> WHAT TO PRODUCE:
Copy every line below that has the word "text" in it.

(Component data from apps and pages)
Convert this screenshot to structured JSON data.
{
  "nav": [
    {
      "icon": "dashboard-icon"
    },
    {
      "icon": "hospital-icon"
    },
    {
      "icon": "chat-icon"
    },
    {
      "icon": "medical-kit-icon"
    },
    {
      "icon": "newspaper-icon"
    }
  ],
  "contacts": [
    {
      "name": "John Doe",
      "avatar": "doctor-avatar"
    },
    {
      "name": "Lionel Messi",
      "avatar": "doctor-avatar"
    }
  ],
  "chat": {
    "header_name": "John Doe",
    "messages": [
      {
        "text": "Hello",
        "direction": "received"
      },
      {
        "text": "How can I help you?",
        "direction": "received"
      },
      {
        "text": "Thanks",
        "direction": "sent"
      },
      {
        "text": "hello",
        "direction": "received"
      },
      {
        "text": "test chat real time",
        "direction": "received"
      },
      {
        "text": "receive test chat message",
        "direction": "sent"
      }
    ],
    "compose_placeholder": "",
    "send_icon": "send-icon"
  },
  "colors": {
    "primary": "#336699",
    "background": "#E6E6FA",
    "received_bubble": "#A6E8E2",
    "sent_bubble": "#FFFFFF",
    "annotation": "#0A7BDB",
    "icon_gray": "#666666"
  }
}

> WRITTEN ANSWER:
        "text": "Hello",
        "text": "How can I help you?",
        "text": "Thanks",
        "text": "hello",
        "text": "test chat real time",
        "text": "receive test chat message",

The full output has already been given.